Titus Swen, with a little shove from his buddies, found the end zone one snap later.
Defensive coordinator Jay Sawvel is obviously owed a game ball for that dominant performance on the other side of the ball, but let's be real, did we have high expectations that this offense could consistently move the ball, control the clock and punch it in against that team?
Polasek is my MVP in this one. And it's not particularly close.
Watch this video, then we'll talk:
Some weren't happy with the passionate postgame interview CBS conducted with Swen after Friday night's win.
Don't count me as one of those people.
This young Wyoming roster is loaded with high-character guys. I have yet to meet one that I have one negative thing to say about. That's the truth. Punter Ralph Fawaz writes to ask how my 10-month-old daughter, Holland, is doing. Wide receiver Wyatt Wieland last week apologized for not telling me happy birthday.
Good dudes. All of them.
If this lineup is lacking one thing, it's big personalities. In the era of the NIL, that's not a great trait to have. When you play for Bohl, it is. Some commentators on social media thought Swen was disrespectful to a military academy. Most, thankfully, took it for what it was -- catching up with a high-energy player who just rushed for 102 yards and put a bow on a rivalry win with a 17-yard pick up on a 3rd-and-13.
There's a keyword there: "Rivalry."

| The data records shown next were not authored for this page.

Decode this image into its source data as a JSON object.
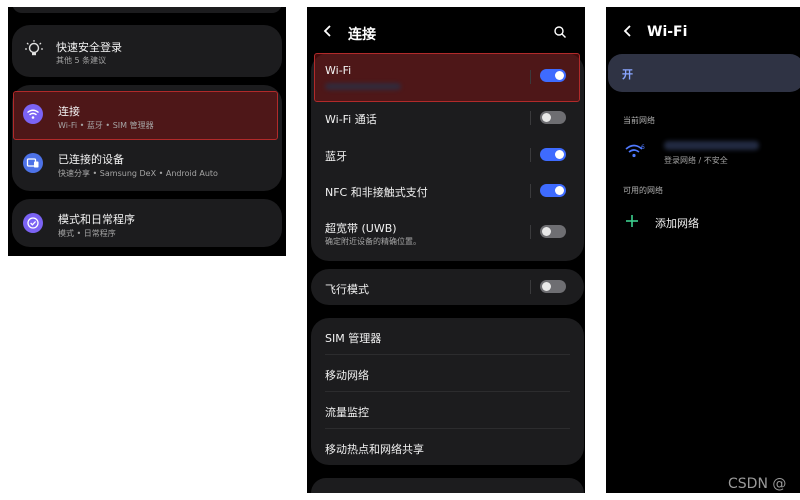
{
  "left_panel": {
    "quick_login": {
      "title": "快速安全登录",
      "subtitle": "其他 5 条建议"
    },
    "connections": {
      "title": "连接",
      "subtitle": "Wi-Fi • 蓝牙 • SIM 管理器"
    },
    "connected_devices": {
      "title": "已连接的设备",
      "subtitle": "快速分享 • Samsung DeX • Android Auto"
    },
    "modes_routines": {
      "title": "模式和日常程序",
      "subtitle": "模式 • 日常程序"
    }
  },
  "middle_panel": {
    "back_label": "连接",
    "items": {
      "wifi": {
        "label": "Wi-Fi",
        "on": true
      },
      "wifi_calling": {
        "label": "Wi-Fi 通话",
        "on": false
      },
      "bluetooth": {
        "label": "蓝牙",
        "on": true
      },
      "nfc": {
        "label": "NFC 和非接触式支付",
        "on": true
      },
      "uwb": {
        "label": "超宽带 (UWB)",
        "subtitle": "确定附近设备的精确位置。",
        "on": false
      },
      "airplane": {
        "label": "飞行模式",
        "on": false
      },
      "sim": {
        "label": "SIM 管理器"
      },
      "mobile": {
        "label": "移动网络"
      },
      "data_usage": {
        "label": "流量监控"
      },
      "hotspot": {
        "label": "移动热点和网络共享"
      }
    }
  },
  "right_panel": {
    "title": "Wi-Fi",
    "toggle_label": "开",
    "current_network_header": "当前网络",
    "current_network_status": "登录网络 / 不安全",
    "available_header": "可用的网络",
    "add_network": "添加网络"
  },
  "watermark": "CSDN @",
  "colors": {
    "accent": "#3e6bff",
    "highlight": "#b22a2a",
    "add_green": "#3ccf8e"
  }
}
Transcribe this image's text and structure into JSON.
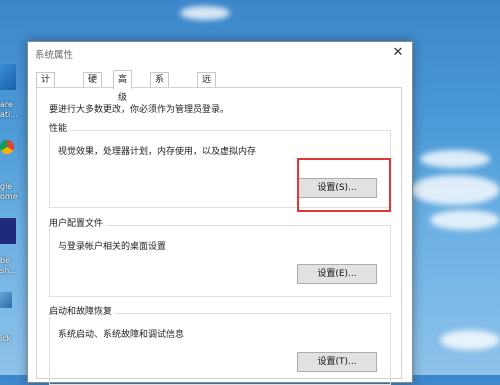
{
  "desktop": {
    "labels": [
      "are\nati...",
      "gle\nome",
      "be\nsh...",
      "ick"
    ]
  },
  "window": {
    "title": "系统属性",
    "close_glyph": "✕"
  },
  "tabs": [
    {
      "label": "计算机名"
    },
    {
      "label": "硬件"
    },
    {
      "label": "高级"
    },
    {
      "label": "系统保护"
    },
    {
      "label": "远程"
    }
  ],
  "advanced": {
    "admin_note": "要进行大多数更改，你必须作为管理员登录。",
    "performance": {
      "label": "性能",
      "description": "视觉效果，处理器计划，内存使用，以及虚拟内存",
      "button": "设置(S)..."
    },
    "user_profiles": {
      "label": "用户配置文件",
      "description": "与登录帐户相关的桌面设置",
      "button": "设置(E)..."
    },
    "startup_recovery": {
      "label": "启动和故障恢复",
      "description": "系统启动、系统故障和调试信息",
      "button": "设置(T)..."
    }
  },
  "colors": {
    "highlight": "#e03838"
  }
}
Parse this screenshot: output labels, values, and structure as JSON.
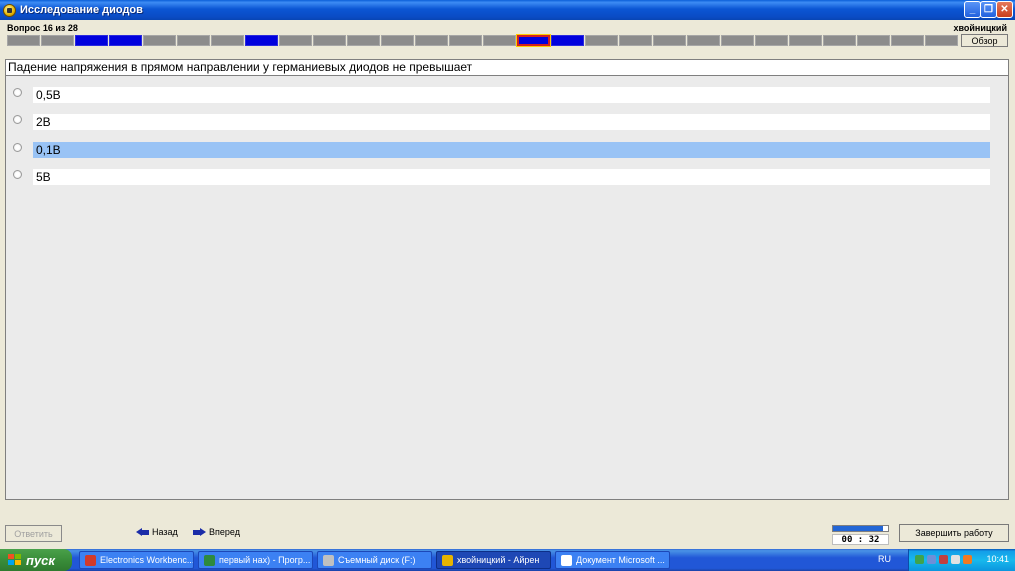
{
  "window": {
    "title": "Исследование диодов"
  },
  "header": {
    "question_counter": "Вопрос 16 из 28",
    "username": "хвойницкий",
    "review_button": "Обзор",
    "progress": {
      "total": 28,
      "current": 16,
      "answered": [
        3,
        4,
        8,
        17
      ]
    }
  },
  "question": {
    "text": "Падение напряжения в прямом направлении у германиевых диодов не превышает",
    "answers": [
      {
        "label": "0,5В",
        "selected": false
      },
      {
        "label": "2В",
        "selected": false
      },
      {
        "label": "0,1В",
        "selected": true
      },
      {
        "label": "5В",
        "selected": false
      }
    ]
  },
  "footer": {
    "answer_button": "Ответить",
    "back_button": "Назад",
    "forward_button": "Вперед",
    "timer_text": "00 : 32",
    "timer_progress": 0.9,
    "finish_button": "Завершить работу"
  },
  "taskbar": {
    "start_label": "пуск",
    "items": [
      {
        "label": "Electronics Workbenc...",
        "icon": "electronics-workbench-icon",
        "color": "#d23a2a"
      },
      {
        "label": "первый нах) - Прогр...",
        "icon": "image-editor-icon",
        "color": "#2e8a3e"
      },
      {
        "label": "Съемный диск (F:)",
        "icon": "removable-disk-icon",
        "color": "#c0c0c0"
      },
      {
        "label": "хвойницкий - Айрен",
        "icon": "test-app-icon",
        "color": "#e6b400",
        "active": true
      },
      {
        "label": "Документ Microsoft ...",
        "icon": "word-document-icon",
        "color": "#ffffff"
      }
    ],
    "language": "RU",
    "clock": "10:41"
  },
  "colors": {
    "selected_answer": "#99c3f5",
    "answered_cell": "#0000dd",
    "unanswered_cell": "#8c8c8c",
    "current_cell_border": "#d22020"
  }
}
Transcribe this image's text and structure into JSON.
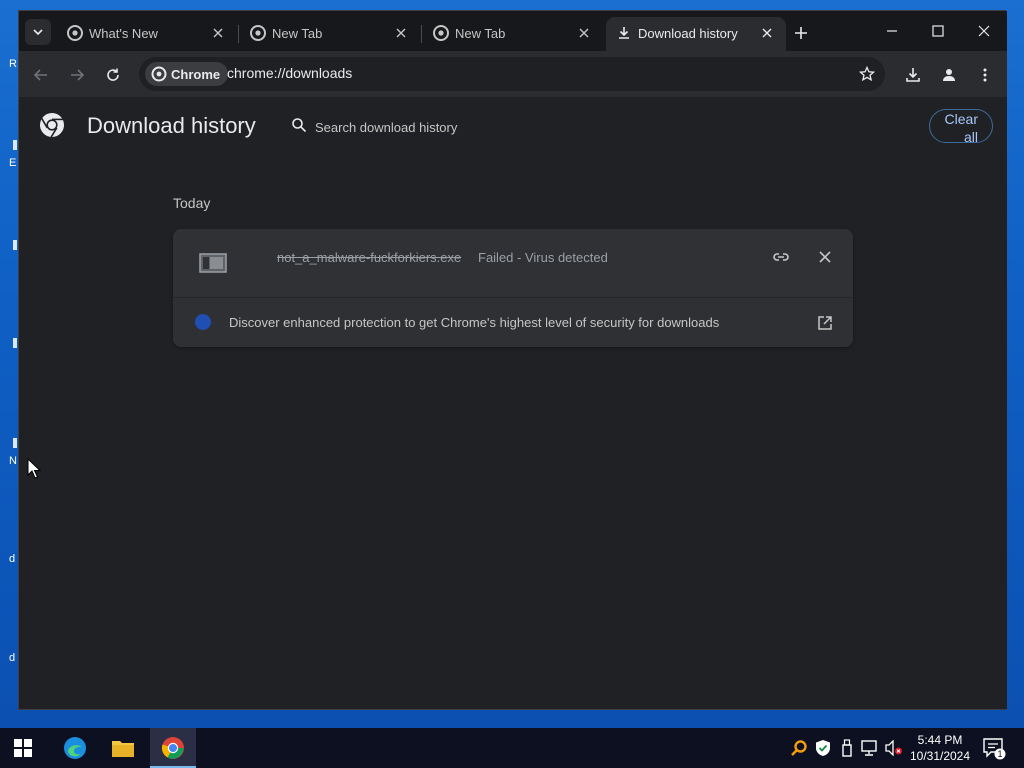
{
  "desktop": {
    "edge_chars": [
      "R",
      "E",
      "N",
      "d",
      "d"
    ]
  },
  "tabs": [
    {
      "title": "What's New",
      "icon": "chrome-icon",
      "active": false
    },
    {
      "title": "New Tab",
      "icon": "chrome-icon",
      "active": false
    },
    {
      "title": "New Tab",
      "icon": "chrome-icon",
      "active": false
    },
    {
      "title": "Download history",
      "icon": "download-icon",
      "active": true
    }
  ],
  "omnibox": {
    "chip_label": "Chrome",
    "url": "chrome://downloads"
  },
  "page": {
    "title": "Download history",
    "search_placeholder": "Search download history",
    "clear_all_line1": "Clear",
    "clear_all_line2": "all"
  },
  "downloads": {
    "date_header": "Today",
    "item": {
      "file_name": "not_a_malware-fuckforkiers.exe",
      "status": "Failed - Virus detected"
    },
    "promo_text": "Discover enhanced protection to get Chrome's highest level of security for downloads"
  },
  "taskbar": {
    "apps": [
      "start-icon",
      "edge-icon",
      "file-explorer-icon",
      "chrome-icon"
    ],
    "time": "5:44 PM",
    "date": "10/31/2024",
    "notification_count": "1"
  },
  "colors": {
    "accent": "#a8c7fa",
    "page_bg": "#202124",
    "card_bg": "#303134",
    "desktop_blue": "#0f5fc4"
  }
}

Some won't admit the annual meeting between these two programs is one of those types of games. News flash: it is. The Falcons now hold a 30-27-3 edge in the overall series. The longest win streak for either team is five. Air Force pulled that off between 2006-10.
We all know about the infamous "Howdy Doody" postgame meltdown from former UW head coach Dave Christensen. There's also the 1988 comeback that saw the Cowboys overcome a 38-17 fourth-quarter deficit in Colorado Springs and pull off a 48-45 victory en route to the school's second straight WAC Championship. There was another pretty epic Air Force meltdown in snowy Laramie in 2018, blowing a 27-14 lead midway through the final frame.
If Troy Calhoun doesn't want to call this a rivalry, fine. Maybe you even agree with Air Force's head coach, but the proof is in the pudding.
I love Swen's reaction. I love his words. I love his enthusiasm.